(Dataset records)
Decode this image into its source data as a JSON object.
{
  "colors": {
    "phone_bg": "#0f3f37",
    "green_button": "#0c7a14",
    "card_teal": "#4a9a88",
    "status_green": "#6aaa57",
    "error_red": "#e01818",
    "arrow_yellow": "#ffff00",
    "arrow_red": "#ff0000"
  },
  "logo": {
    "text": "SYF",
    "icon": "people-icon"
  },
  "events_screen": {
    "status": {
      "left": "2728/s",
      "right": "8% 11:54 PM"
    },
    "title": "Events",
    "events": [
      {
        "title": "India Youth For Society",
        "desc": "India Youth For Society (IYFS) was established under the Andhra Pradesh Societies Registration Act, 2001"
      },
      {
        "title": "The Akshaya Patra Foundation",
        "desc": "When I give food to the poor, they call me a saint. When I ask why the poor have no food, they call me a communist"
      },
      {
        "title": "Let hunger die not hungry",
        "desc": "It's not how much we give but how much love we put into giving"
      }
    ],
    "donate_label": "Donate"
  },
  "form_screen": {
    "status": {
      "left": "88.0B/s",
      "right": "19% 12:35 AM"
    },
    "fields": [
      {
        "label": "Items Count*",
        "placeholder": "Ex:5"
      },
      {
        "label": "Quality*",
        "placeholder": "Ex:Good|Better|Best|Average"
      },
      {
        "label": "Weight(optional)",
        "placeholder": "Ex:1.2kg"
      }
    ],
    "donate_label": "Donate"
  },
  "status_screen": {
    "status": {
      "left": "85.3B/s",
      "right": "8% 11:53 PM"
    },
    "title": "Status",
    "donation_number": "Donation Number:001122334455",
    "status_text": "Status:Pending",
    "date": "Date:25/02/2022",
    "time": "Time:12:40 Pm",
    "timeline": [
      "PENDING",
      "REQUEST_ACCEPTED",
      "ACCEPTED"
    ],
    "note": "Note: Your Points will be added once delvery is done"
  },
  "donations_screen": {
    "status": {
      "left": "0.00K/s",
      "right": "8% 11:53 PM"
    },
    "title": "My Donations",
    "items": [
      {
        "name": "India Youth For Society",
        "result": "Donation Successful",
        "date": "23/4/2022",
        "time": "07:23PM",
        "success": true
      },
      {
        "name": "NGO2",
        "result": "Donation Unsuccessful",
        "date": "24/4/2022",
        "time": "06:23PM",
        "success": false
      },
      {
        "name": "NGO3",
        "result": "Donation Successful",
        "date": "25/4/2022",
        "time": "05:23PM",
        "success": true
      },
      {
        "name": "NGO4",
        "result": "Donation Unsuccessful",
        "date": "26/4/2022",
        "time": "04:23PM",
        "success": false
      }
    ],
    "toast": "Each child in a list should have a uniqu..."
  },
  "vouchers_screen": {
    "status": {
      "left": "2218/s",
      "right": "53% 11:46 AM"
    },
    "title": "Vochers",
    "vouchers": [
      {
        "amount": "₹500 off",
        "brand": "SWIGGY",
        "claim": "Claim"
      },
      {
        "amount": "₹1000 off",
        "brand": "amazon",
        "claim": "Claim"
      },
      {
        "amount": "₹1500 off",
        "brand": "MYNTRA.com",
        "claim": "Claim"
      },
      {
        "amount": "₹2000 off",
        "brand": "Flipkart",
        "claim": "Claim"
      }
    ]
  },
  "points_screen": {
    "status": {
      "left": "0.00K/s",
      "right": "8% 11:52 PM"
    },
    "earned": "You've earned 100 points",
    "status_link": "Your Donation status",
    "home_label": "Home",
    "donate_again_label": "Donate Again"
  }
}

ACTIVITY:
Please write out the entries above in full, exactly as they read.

SOLUTION FOR THIS PROBLEM:
Decode this image into its source data as a JSON object.
{
  "colors": {
    "phone_bg": "#0f3f37",
    "green_button": "#0c7a14",
    "card_teal": "#4a9a88",
    "status_green": "#6aaa57",
    "error_red": "#e01818",
    "arrow_yellow": "#ffff00",
    "arrow_red": "#ff0000"
  },
  "logo": {
    "text": "SYF",
    "icon": "people-icon"
  },
  "events_screen": {
    "status": {
      "left": "2728/s",
      "right": "8% 11:54 PM"
    },
    "title": "Events",
    "events": [
      {
        "title": "India Youth For Society",
        "desc": "India Youth For Society (IYFS) was established under the Andhra Pradesh Societies Registration Act, 2001"
      },
      {
        "title": "The Akshaya Patra Foundation",
        "desc": "When I give food to the poor, they call me a saint. When I ask why the poor have no food, they call me a communist"
      },
      {
        "title": "Let hunger die not hungry",
        "desc": "It's not how much we give but how much love we put into giving"
      }
    ],
    "donate_label": "Donate"
  },
  "form_screen": {
    "status": {
      "left": "88.0B/s",
      "right": "19% 12:35 AM"
    },
    "fields": [
      {
        "label": "Items Count*",
        "placeholder": "Ex:5"
      },
      {
        "label": "Quality*",
        "placeholder": "Ex:Good|Better|Best|Average"
      },
      {
        "label": "Weight(optional)",
        "placeholder": "Ex:1.2kg"
      }
    ],
    "donate_label": "Donate"
  },
  "status_screen": {
    "status": {
      "left": "85.3B/s",
      "right": "8% 11:53 PM"
    },
    "title": "Status",
    "donation_number": "Donation Number:001122334455",
    "status_text": "Status:Pending",
    "date": "Date:25/02/2022",
    "time": "Time:12:40 Pm",
    "timeline": [
      "PENDING",
      "REQUEST_ACCEPTED",
      "ACCEPTED"
    ],
    "note": "Note: Your Points will be added once delvery is done"
  },
  "donations_screen": {
    "status": {
      "left": "0.00K/s",
      "right": "8% 11:53 PM"
    },
    "title": "My Donations",
    "items": [
      {
        "name": "India Youth For Society",
        "result": "Donation Successful",
        "date": "23/4/2022",
        "time": "07:23PM",
        "success": true
      },
      {
        "name": "NGO2",
        "result": "Donation Unsuccessful",
        "date": "24/4/2022",
        "time": "06:23PM",
        "success": false
      },
      {
        "name": "NGO3",
        "result": "Donation Successful",
        "date": "25/4/2022",
        "time": "05:23PM",
        "success": true
      },
      {
        "name": "NGO4",
        "result": "Donation Unsuccessful",
        "date": "26/4/2022",
        "time": "04:23PM",
        "success": false
      }
    ],
    "toast": "Each child in a list should have a uniqu..."
  },
  "vouchers_screen": {
    "status": {
      "left": "2218/s",
      "right": "53% 11:46 AM"
    },
    "title": "Vochers",
    "vouchers": [
      {
        "amount": "₹500 off",
        "brand": "SWIGGY",
        "claim": "Claim"
      },
      {
        "amount": "₹1000 off",
        "brand": "amazon",
        "claim": "Claim"
      },
      {
        "amount": "₹1500 off",
        "brand": "MYNTRA.com",
        "claim": "Claim"
      },
      {
        "amount": "₹2000 off",
        "brand": "Flipkart",
        "claim": "Claim"
      }
    ]
  },
  "points_screen": {
    "status": {
      "left": "0.00K/s",
      "right": "8% 11:52 PM"
    },
    "earned": "You've earned 100 points",
    "status_link": "Your Donation status",
    "home_label": "Home",
    "donate_again_label": "Donate Again"
  }
}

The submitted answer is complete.